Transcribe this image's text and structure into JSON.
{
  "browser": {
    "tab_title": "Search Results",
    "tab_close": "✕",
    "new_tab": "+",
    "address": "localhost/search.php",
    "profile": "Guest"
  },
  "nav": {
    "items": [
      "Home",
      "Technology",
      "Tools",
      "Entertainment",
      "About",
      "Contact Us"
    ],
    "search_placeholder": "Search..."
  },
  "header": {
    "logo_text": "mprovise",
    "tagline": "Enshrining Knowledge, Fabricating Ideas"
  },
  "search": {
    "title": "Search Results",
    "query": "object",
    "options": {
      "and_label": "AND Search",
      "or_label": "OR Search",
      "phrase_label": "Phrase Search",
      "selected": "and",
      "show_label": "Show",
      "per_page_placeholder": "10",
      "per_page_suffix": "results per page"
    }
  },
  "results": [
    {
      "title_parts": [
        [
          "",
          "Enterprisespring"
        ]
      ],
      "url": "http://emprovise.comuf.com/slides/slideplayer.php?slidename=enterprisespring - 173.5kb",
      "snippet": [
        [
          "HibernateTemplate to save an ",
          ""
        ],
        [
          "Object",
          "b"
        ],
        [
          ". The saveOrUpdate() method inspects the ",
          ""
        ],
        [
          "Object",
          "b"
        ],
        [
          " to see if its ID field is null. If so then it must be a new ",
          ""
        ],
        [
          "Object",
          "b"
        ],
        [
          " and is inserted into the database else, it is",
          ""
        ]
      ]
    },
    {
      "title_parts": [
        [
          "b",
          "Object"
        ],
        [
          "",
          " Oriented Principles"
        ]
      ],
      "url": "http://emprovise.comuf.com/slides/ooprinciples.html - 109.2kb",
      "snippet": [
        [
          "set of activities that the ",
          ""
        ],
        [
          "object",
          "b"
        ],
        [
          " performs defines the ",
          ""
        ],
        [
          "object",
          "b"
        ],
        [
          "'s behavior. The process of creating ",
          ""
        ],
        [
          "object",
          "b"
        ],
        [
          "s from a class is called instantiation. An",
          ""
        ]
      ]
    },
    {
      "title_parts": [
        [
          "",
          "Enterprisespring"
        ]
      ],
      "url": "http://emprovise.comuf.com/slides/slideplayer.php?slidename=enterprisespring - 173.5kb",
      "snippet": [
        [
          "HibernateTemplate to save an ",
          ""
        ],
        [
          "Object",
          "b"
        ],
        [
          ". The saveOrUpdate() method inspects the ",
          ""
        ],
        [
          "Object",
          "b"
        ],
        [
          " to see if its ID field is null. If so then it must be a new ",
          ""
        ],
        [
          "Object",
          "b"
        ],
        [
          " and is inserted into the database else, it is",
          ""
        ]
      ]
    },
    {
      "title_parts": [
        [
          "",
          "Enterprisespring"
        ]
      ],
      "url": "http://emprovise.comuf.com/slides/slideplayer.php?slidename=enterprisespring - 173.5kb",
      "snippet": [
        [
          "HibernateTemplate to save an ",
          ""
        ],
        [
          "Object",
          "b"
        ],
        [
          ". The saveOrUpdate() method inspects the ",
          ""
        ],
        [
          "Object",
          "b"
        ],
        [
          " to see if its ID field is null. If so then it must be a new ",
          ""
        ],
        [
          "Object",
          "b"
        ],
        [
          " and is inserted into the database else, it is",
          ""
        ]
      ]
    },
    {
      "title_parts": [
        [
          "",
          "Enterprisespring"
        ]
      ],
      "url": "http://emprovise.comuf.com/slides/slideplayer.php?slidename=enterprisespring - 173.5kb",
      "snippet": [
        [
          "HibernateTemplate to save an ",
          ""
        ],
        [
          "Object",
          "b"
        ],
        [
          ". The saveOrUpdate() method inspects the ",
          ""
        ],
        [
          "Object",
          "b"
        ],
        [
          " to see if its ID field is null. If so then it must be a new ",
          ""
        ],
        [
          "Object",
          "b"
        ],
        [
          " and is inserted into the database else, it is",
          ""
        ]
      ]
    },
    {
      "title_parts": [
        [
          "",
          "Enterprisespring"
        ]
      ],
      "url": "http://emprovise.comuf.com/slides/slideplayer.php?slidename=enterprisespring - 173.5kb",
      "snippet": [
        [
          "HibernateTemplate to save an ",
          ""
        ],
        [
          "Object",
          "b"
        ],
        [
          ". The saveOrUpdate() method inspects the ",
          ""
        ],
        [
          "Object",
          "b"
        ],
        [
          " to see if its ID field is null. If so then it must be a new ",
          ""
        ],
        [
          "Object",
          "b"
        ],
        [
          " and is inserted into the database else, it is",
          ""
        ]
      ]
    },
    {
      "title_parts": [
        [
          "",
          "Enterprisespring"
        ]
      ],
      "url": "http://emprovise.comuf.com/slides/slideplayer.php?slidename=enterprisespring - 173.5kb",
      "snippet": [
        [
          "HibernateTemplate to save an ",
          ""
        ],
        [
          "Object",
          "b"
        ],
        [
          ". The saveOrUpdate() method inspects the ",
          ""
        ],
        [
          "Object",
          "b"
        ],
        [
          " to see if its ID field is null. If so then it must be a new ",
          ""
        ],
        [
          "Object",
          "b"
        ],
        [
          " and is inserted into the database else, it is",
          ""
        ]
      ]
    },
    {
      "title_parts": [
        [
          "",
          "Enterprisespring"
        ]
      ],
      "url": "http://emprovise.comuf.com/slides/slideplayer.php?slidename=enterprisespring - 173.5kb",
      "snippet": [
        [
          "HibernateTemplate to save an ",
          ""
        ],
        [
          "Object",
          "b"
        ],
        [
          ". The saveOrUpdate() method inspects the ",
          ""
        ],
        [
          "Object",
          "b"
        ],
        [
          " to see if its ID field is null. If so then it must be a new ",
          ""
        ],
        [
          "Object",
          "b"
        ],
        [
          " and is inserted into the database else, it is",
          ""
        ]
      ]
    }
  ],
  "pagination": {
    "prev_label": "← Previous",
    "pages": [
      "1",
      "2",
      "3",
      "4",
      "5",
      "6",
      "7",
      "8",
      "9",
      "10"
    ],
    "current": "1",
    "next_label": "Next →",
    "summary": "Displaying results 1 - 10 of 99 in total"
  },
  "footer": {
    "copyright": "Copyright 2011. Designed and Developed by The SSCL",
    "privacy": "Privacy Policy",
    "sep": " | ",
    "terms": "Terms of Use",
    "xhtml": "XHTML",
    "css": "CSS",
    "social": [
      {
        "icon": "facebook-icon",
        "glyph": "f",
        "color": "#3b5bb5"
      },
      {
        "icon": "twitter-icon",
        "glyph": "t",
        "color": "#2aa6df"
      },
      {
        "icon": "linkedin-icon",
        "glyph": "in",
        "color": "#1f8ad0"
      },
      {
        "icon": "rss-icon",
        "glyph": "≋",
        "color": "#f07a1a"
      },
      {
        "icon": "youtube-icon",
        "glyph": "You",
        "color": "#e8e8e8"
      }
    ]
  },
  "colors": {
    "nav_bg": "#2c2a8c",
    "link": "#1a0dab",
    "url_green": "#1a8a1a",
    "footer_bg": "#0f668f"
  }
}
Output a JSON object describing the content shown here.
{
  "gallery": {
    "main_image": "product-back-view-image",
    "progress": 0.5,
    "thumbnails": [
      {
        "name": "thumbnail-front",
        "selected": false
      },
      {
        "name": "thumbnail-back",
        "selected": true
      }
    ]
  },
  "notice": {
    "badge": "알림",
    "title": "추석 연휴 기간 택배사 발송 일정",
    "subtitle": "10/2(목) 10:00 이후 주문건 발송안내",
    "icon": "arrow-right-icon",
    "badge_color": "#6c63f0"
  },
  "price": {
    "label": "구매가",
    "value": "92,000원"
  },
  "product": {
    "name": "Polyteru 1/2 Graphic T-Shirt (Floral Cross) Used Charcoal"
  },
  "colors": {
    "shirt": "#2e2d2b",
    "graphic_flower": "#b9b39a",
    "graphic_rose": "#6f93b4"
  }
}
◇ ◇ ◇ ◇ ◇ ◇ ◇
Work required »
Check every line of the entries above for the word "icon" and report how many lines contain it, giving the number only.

Solved problem »
6